Especially during summer vacation, we have to keep our toddlers busy, hydrated and burning energy. I for one run out of exercise ideas faster than I get boring with making school lunches! We asked you to send us toddler energy buster ideas and tips.. here they are!
We’re in a restaurant and my toddler is screaming. I feel your eyes on us, but I make no move to leave. When I return your stare, I see you look away quickly; not so fast, though, that I don’t catch your eye-roll. I can feel your annoyance coming at me in waves. And you know what? I could not care less. And we’re not moving.
In order for you to even manage lip gloss in the morning, and get to wash your face at night, the little ankle-biters must pitch in somehow (or even get used to the idea). They may hang up their coat upside down and look like Justin Bieber after brushing their hair the wrong way, but it’s a start. And a little praise can go along way.

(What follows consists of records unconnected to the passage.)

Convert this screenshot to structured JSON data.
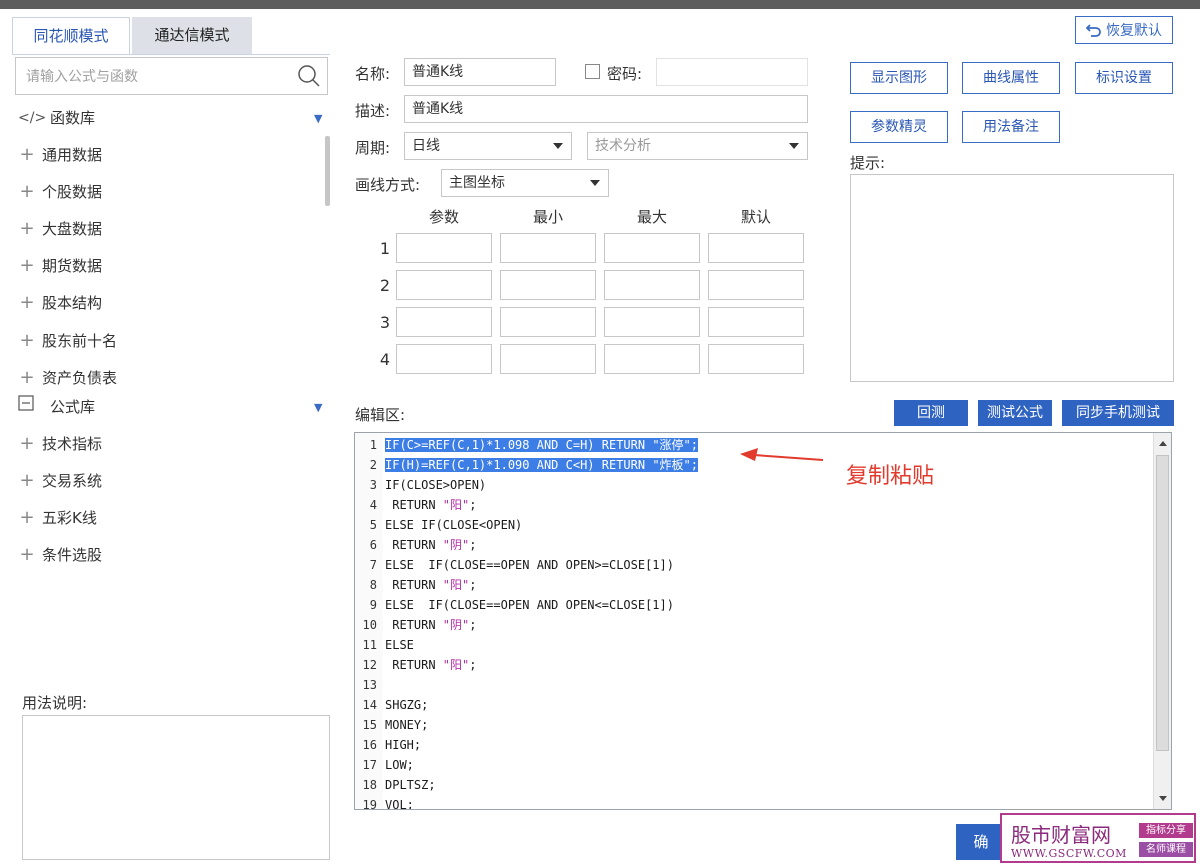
{
  "tabs": [
    {
      "label": "同花顺模式",
      "active": true
    },
    {
      "label": "通达信模式",
      "active": false
    }
  ],
  "header": {
    "restore_default": "恢复默认"
  },
  "search": {
    "placeholder": "请输入公式与函数"
  },
  "library": {
    "function_lib": "函数库",
    "function_items": [
      "通用数据",
      "个股数据",
      "大盘数据",
      "期货数据",
      "股本结构",
      "股东前十名",
      "资产负债表"
    ],
    "formula_lib": "公式库",
    "formula_items": [
      "技术指标",
      "交易系统",
      "五彩K线",
      "条件选股"
    ]
  },
  "usage": {
    "label": "用法说明:"
  },
  "form": {
    "name_label": "名称:",
    "name_value": "普通K线",
    "password_label": "密码:",
    "desc_label": "描述:",
    "desc_value": "普通K线",
    "period_label": "周期:",
    "period_value": "日线",
    "category_value": "技术分析",
    "draw_label": "画线方式:",
    "draw_value": "主图坐标"
  },
  "params": {
    "headers": [
      "参数",
      "最小",
      "最大",
      "默认"
    ],
    "rows": [
      "1",
      "2",
      "3",
      "4"
    ]
  },
  "buttons": {
    "show_graph": "显示图形",
    "curve_props": "曲线属性",
    "mark_settings": "标识设置",
    "param_wizard": "参数精灵",
    "usage_notes": "用法备注",
    "backtest": "回测",
    "test_formula": "测试公式",
    "sync_mobile": "同步手机测试",
    "ok": "确"
  },
  "hint": {
    "label": "提示:"
  },
  "editor": {
    "label": "编辑区:",
    "lines": [
      {
        "n": "1",
        "text": "IF(C>=REF(C,1)*1.098 AND C=H) RETURN \"涨停\";",
        "selected": true
      },
      {
        "n": "2",
        "text": "IF(H)=REF(C,1)*1.090 AND C<H) RETURN \"炸板\";",
        "selected": true
      },
      {
        "n": "3",
        "text": "IF(CLOSE>OPEN)",
        "selected": false
      },
      {
        "n": "4",
        "text": " RETURN \"阳\";",
        "selected": false
      },
      {
        "n": "5",
        "text": "ELSE IF(CLOSE<OPEN)",
        "selected": false
      },
      {
        "n": "6",
        "text": " RETURN \"阴\";",
        "selected": false
      },
      {
        "n": "7",
        "text": "ELSE  IF(CLOSE==OPEN AND OPEN>=CLOSE[1])",
        "selected": false
      },
      {
        "n": "8",
        "text": " RETURN \"阳\";",
        "selected": false
      },
      {
        "n": "9",
        "text": "ELSE  IF(CLOSE==OPEN AND OPEN<=CLOSE[1])",
        "selected": false
      },
      {
        "n": "10",
        "text": " RETURN \"阴\";",
        "selected": false
      },
      {
        "n": "11",
        "text": "ELSE",
        "selected": false
      },
      {
        "n": "12",
        "text": " RETURN \"阳\";",
        "selected": false
      },
      {
        "n": "13",
        "text": "",
        "selected": false
      },
      {
        "n": "14",
        "text": "SHGZG;",
        "selected": false
      },
      {
        "n": "15",
        "text": "MONEY;",
        "selected": false
      },
      {
        "n": "16",
        "text": "HIGH;",
        "selected": false
      },
      {
        "n": "17",
        "text": "LOW;",
        "selected": false
      },
      {
        "n": "18",
        "text": "DPLTSZ;",
        "selected": false
      },
      {
        "n": "19",
        "text": "VOL;",
        "selected": false
      }
    ]
  },
  "annotation": {
    "text": "复制粘贴",
    "color": "#e23b2e"
  },
  "watermark": {
    "name": "股市财富网",
    "url": "WWW.GSCFW.COM",
    "tag1": "指标分享",
    "tag2": "名师课程"
  },
  "colors": {
    "accent": "#2f63c2",
    "selection": "#3d7ee6",
    "string": "#b52da6"
  }
}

When you move your baby from a crib to a bed it’s official: they’re not a “baby” anymore. When a child gets tall enough that they can actually reach over the crib bars it is time to move them into a bed, or else you risk dangerous accidents. But here comes the fun part: that child is no longer confined to a cage…er, crib, anymore. They can, and will, get up and move around, wander about, and come and find you. Frequently. How do you make the transition easier and faster?

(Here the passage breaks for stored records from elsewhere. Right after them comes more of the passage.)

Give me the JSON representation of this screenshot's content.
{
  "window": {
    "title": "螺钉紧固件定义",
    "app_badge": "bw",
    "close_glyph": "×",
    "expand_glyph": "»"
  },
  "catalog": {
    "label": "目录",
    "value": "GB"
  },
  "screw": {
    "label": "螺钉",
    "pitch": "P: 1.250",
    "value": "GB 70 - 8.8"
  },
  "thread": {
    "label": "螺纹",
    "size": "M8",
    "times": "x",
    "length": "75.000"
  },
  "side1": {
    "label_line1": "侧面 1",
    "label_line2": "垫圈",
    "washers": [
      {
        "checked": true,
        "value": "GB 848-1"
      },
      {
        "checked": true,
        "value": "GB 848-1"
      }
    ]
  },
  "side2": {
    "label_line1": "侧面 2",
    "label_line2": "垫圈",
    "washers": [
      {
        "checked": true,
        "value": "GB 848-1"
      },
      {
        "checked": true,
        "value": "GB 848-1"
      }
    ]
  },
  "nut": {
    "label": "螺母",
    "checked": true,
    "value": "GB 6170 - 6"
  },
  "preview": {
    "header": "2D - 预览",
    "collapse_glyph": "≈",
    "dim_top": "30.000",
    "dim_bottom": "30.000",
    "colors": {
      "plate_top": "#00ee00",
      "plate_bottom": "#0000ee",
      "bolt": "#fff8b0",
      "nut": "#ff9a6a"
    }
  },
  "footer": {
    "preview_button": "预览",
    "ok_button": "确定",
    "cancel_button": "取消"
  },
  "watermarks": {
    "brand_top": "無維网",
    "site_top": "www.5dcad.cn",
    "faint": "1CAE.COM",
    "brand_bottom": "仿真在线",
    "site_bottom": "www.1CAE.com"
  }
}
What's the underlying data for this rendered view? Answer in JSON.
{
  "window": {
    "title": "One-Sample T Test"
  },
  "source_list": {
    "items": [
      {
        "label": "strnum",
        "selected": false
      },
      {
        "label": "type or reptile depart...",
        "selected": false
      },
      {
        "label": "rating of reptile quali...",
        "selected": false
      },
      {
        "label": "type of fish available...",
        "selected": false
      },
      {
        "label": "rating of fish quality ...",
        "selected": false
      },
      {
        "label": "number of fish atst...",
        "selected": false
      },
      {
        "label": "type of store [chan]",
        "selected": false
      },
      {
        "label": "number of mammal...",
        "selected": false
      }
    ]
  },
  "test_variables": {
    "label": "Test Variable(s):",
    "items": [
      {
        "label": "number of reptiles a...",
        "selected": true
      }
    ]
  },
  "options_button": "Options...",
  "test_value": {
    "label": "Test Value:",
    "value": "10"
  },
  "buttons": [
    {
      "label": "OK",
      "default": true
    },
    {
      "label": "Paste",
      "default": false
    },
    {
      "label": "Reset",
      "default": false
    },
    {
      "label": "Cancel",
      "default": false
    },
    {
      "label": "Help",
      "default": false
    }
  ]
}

Most parents must wage the “great battle of the binky” eventually, although many of them dread the prospect. Pacifier use is something that is a lot like politics: everyone has an opinion, but not everyone shares it. Some parents refuse to give their baby a pacifier. Others offer the pacifier to their baby as soon as they can. Yet others, in despair of ever sleeping again, try to get their child to use a pacifier, and it does not work for some reason, because the baby won’t take it. For those parents whose children grabbed onto their pacy and soon found it to be as indispensible as their diaper or their bottle, there is hope for weaning your toddler off the pacifier. That battle can be won—it just takes some patience, ingenuity and, sometimes, some subterfuge.

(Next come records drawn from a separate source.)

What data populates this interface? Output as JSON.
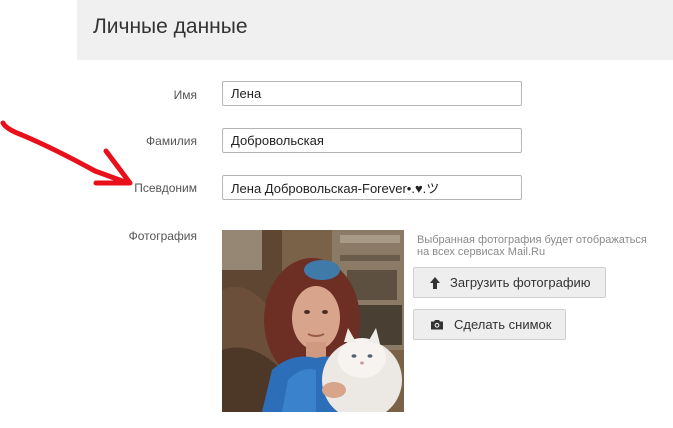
{
  "header": {
    "title": "Личные данные"
  },
  "form": {
    "first_name": {
      "label": "Имя",
      "value": "Лена"
    },
    "last_name": {
      "label": "Фамилия",
      "value": "Добровольская"
    },
    "nickname": {
      "label": "Псевдоним",
      "value": "Лена Добровольская-Forever•.♥.ツ"
    },
    "photo": {
      "label": "Фотография",
      "note": "Выбранная фотография будет отображаться на всех сервисах Mail.Ru",
      "upload_button": "Загрузить фотографию",
      "snapshot_button": "Сделать снимок"
    }
  },
  "icons": {
    "upload": "upload-arrow-icon",
    "camera": "camera-icon"
  },
  "colors": {
    "header_bg": "#f0f0f0",
    "annotation_arrow": "#e8101a",
    "button_bg": "#eeeeee"
  }
}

Pacifiers aren’t “evil,” despite what the anti-binky purists say. Most kids will leave their pacifier behind on their own after a while, and those kids that use them don’t have long-term effects from having used them for a long time. Sure, there are some studies which link slightly delayed speech or self-soothing habits to pacifier use, but it isn’t as if the child were bungee jumping or swimming with sharks. However, when your child has pitched a major tantrum in a very public place because they left their binky at home, you will want to end that dependency, as much for your sanity as theirs. Here are some tactics that have had success. Remember that every child is different, so there is no “magic bullet” to this pesky problem.
If your child is afraid and scared to go to the dentist, there are a few things that you can try. Start off by being a good role model: children will want to go to the dentist and take care of their teeth when they see you brushing and flossing your own teeth, and having a positive attitude toward dental visits.